This article appeared on April 13, 2018 on Spectrum Women Magazine
As our book Spectrum Women: Walking to the Beat of Autism is now in its final stages of publication, preparing to be printed for the wide world to see by Jessica Kingsley Publishers, we, the Spectrum Women and authors of this book, felt it would be a great opportunity to tell you a little about ourselves and the reasons why we were part of this incredible project. Each Spectrum Woman has a unique story to tell and today we would like to introduce you to Maura Campbell…
I was excited and honoured — and, I have to say, a little apprehensive — when Barb Cook invited me to contribute to her book. I knew I’d be writing alongside a group of extremely talented and knowledgeable women, including a number of well-respected published authors.
In my chapter (Chapter 1, ‘Finding your Tribe’), I cover topics such as pursuing a diagnosis; when and how to disclose you are on the autism spectrum; some of the myths, misconceptions and stereotypes that still persist about autism; and the sense of community that comes from connecting with other autistic women. Since this chapter sets the scene for a lot of what follows in the book, I felt I had a responsibility to set the right tone on these introductory topics.
I also got the chance to work with Terri Mayne and Kate Ross on Chapter 14 (‘Executive Functioning’), where I talk about our need for control and how this interrelates with our ability to function at a practical level. This chapter covers a number of important issues that are only just starting to get the attention they deserve. I feel that, traditionally, excessive attention has been paid to perceived deficits in our social skills and I hope our book will help redress the balance by providing a much more rounded view of autism in women and girls.
I wrote my contributions in a number of short bursts, sneaking off to write until eventually my son, Darragh, would track me down and drag me back to wherever he thought I should be — he has great motoric communication! I also had to run the gauntlet of Baz the cat attacking my pen or sitting on the keyboard. (Baz has a real thing for pens and pencils; he steals them and hides them under the mats in our hallway.)
I have huge respect for the other women who are participating in this book and, for me, the process has been as rewarding as the product. I have learned so much along the way and feel privileged to have had this amazing opportunity to learn directly from women I greatly admire about both autism and writing, my two current passions. The combined knowledge and experience in this project is phenomenal. It felt like a constructive peer collaboration and I love how people have generously shared their thoughts and pooled ideas with such good humour — something I think shines through in the book. Each writer is excellent in their own right but something very special happened when a number of us came together, under Barb’s steady hand.
For me, Spectrum Women – Walking to the Beat of Autism is like a message in a bottle to our younger selves. I found growing up with undiagnosed autism a lonely and confusing experience (it wasn’t anyone’s fault — back in the 1970s and 1980s much less was known about autism than nowadays). Even though we span the globe, we could always relate to each other’s experiences and I found that extremely validating.
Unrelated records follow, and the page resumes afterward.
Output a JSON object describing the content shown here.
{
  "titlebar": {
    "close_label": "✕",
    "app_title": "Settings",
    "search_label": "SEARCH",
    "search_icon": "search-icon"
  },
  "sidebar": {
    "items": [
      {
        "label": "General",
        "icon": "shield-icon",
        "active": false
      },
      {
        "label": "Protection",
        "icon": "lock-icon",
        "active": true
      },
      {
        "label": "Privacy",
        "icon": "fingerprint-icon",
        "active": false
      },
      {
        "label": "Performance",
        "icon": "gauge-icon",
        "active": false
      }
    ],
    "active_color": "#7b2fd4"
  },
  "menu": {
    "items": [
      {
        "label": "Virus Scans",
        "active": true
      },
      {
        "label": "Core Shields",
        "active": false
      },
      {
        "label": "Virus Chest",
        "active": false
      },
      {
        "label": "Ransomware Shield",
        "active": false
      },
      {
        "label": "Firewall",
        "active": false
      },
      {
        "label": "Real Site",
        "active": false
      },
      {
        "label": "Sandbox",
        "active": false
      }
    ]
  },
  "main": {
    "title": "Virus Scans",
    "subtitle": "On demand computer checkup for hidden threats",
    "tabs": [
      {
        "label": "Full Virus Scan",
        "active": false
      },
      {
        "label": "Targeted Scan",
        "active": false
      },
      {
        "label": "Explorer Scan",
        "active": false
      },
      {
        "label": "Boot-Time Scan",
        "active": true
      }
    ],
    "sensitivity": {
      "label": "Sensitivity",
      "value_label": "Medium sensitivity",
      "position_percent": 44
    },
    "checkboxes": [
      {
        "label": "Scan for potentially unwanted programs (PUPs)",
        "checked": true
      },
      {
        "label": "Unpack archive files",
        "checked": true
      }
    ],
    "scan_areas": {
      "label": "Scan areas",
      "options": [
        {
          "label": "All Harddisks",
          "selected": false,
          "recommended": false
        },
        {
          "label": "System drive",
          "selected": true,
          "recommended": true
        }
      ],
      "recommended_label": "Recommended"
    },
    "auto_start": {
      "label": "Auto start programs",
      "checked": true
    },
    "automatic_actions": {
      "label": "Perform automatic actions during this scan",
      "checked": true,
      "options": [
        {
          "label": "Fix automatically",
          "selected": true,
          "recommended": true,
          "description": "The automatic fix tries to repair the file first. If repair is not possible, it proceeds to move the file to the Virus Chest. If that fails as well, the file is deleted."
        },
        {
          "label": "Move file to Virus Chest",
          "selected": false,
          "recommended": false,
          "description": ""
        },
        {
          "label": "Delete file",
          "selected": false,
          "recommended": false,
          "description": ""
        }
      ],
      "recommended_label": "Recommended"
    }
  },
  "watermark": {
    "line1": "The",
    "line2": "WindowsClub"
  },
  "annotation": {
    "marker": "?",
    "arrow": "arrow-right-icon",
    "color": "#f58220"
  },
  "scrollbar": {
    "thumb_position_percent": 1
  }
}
If by sharing what we have learned on our own journeys we can make other women feel less alone, I would regard that as a huge success.